In the opening moments of Drunkards, two of the young men’s clothes are stolen while they are swimming. In their place appear two Korean uniforms and some money for the inconvenience. They don the new clothes, their only real concern being the cigarettes that were in the pocket of one of the pilfered outfits. At a local stand, they try to save a little money by offering the clerk a lower price for cigarettes, not realizing that the town has been warned to be on the look out for men doing that very same thing. Soon they’re on the run, suspected of being illegal Korean immigrants.
They meet a young Korean woman who advises them to steal someone else’s clothes, her maniacal, opportunistic husband, and, eventually, the thieves that made off with their clothes. The protagonists are sent to fight in Vietnam (or are they?), slip on ladies clothes in order to hide their identities (they’re not successful), and only escape because their intended killer fusses over the neatness of his uniform (which is being worn by a young man he intends to fill with lead). And just when you think the film is leading somewhere, there we are back on the beach with the young men once again joyfully assuming the positions of the figures in the famous picture. Jarring, sure, but remember, the title of the film is Three Resurrected Drunkards.

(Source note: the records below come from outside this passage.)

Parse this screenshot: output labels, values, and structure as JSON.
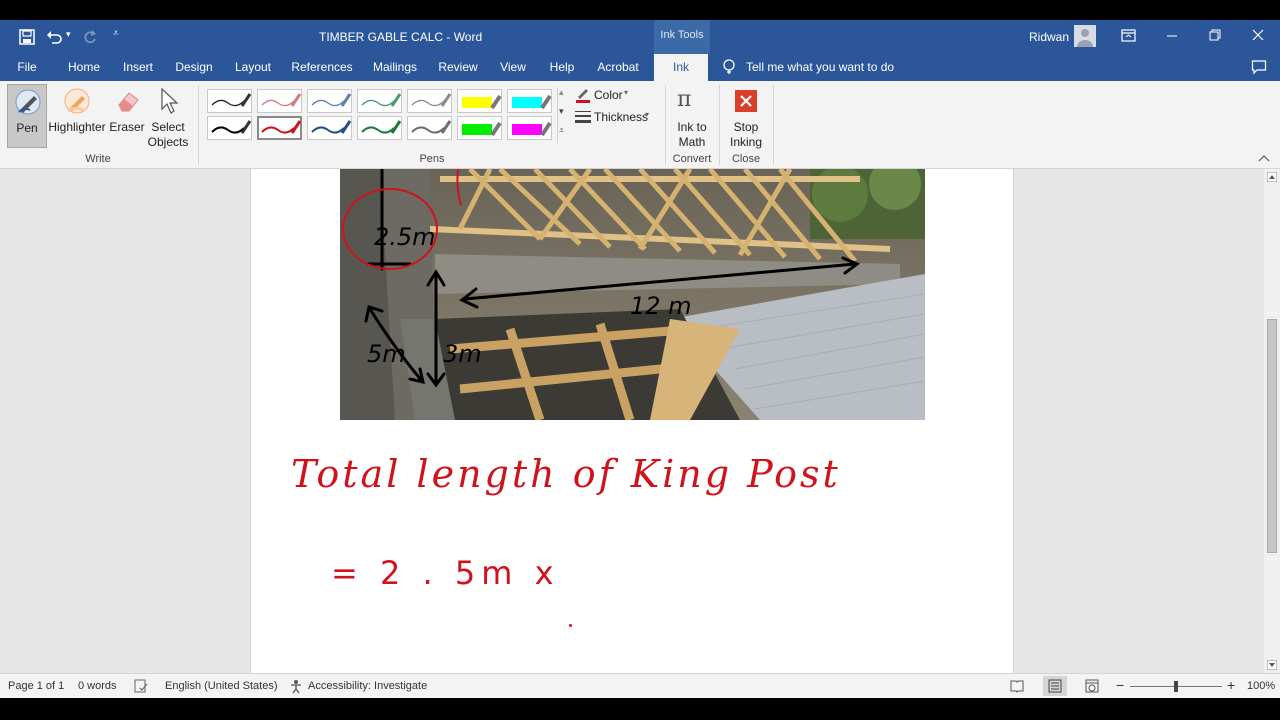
{
  "title_bar": {
    "document_title": "TIMBER GABLE CALC  -  Word",
    "contextual_group": "Ink Tools",
    "user_name": "Ridwan",
    "icons": [
      "save-icon",
      "undo-icon",
      "redo-icon",
      "customize-qat-icon",
      "ribbon-display-icon",
      "minimize-icon",
      "restore-icon",
      "close-icon"
    ]
  },
  "tabs": {
    "file": "File",
    "home": "Home",
    "insert": "Insert",
    "design": "Design",
    "layout": "Layout",
    "references": "References",
    "mailings": "Mailings",
    "review": "Review",
    "view": "View",
    "help": "Help",
    "acrobat": "Acrobat",
    "ink": "Ink",
    "tell_me": "Tell me what you want to do"
  },
  "ribbon": {
    "write": {
      "pen": "Pen",
      "highlighter": "Highlighter",
      "eraser": "Eraser",
      "select_line1": "Select",
      "select_line2": "Objects",
      "group": "Write"
    },
    "pens": {
      "group": "Pens",
      "color": "Color",
      "thickness": "Thickness",
      "row1": [
        "#222222",
        "#d4797f",
        "#5f7fb0",
        "#4f9a6c",
        "#8a8a8a",
        "#ffff00",
        "#00ffff"
      ],
      "row2": [
        "#000000",
        "#d0121b",
        "#1f4e8c",
        "#1b7a3c",
        "#6d6d6d",
        "#00ee00",
        "#ff00ff"
      ]
    },
    "convert": {
      "ink_to_math_line1": "Ink to",
      "ink_to_math_line2": "Math",
      "group": "Convert"
    },
    "close": {
      "stop_line1": "Stop",
      "stop_line2": "Inking",
      "group": "Close"
    }
  },
  "document": {
    "photo_annotations": {
      "height_label": "2.5m",
      "length_label": "12 m",
      "side_label": "5m",
      "wall_label": "3m"
    },
    "handwriting_line1": "Total length of King Post",
    "handwriting_line2": "= 2 . 5m x"
  },
  "status": {
    "page": "Page 1 of 1",
    "words": "0 words",
    "language": "English (United States)",
    "accessibility": "Accessibility: Investigate",
    "zoom_minus": "−",
    "zoom_plus": "+",
    "zoom_level": "100%",
    "zoom_fraction": 0.5
  },
  "colors": {
    "brand_blue": "#2b579a",
    "ink_red": "#d0121b",
    "stop_inking_red": "#d9402b"
  }
}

I suppose buried deep in Drunkards is a political message concerning the relationship between Japan and Korea or the treatment of Koreans in Japan. If it is there, it is located in a layer so distant that it might as well be invisible. The three men are aware of their second lives, yet they don’t seem that interested in avoiding the mess they found themselves in in their previous incarnations. They still leave their clothes unattended, stay to meet the girl, and in one scene confuse their antagonists by being one step ahead of them verbally. Some of this is mildly amusing, but if it is intended to convey the message that the men are beginning to sympathize with their pursuers, it fails dismally. The only sympathetic Korean character is the young woman, and while the protagonists pretend to be Korean, there is nothing in their behavior or experience that resembles the kind we normally associate with a change of heart or a newly-gained perspective. All of this makes the sentiments expressed in the film’s final scene ring rather hollow.
I suppose all critics have their kryptonites, esteemed films or directors that they just don’t understand the appeal of. Having now seen eight of Oshima’s film, it is time to proclaim him one of mine. His films, with the exception of the aforementioned In the Realm of Passion, leave me cold. Often unevenly acted and consistently underwritten, they are puzzles that do not stir me to pursue their opaque answers, filled with characters that leave me feeling incredulous instead of fascinated. In short, I don’t understand their appeal, but I sincerely wish you better luck with them. (on DVD as part of Eclipse’s Oshima’s Outlaw Sixties)
*Three Resurrected Drunkards is in Japanese with English subtitles.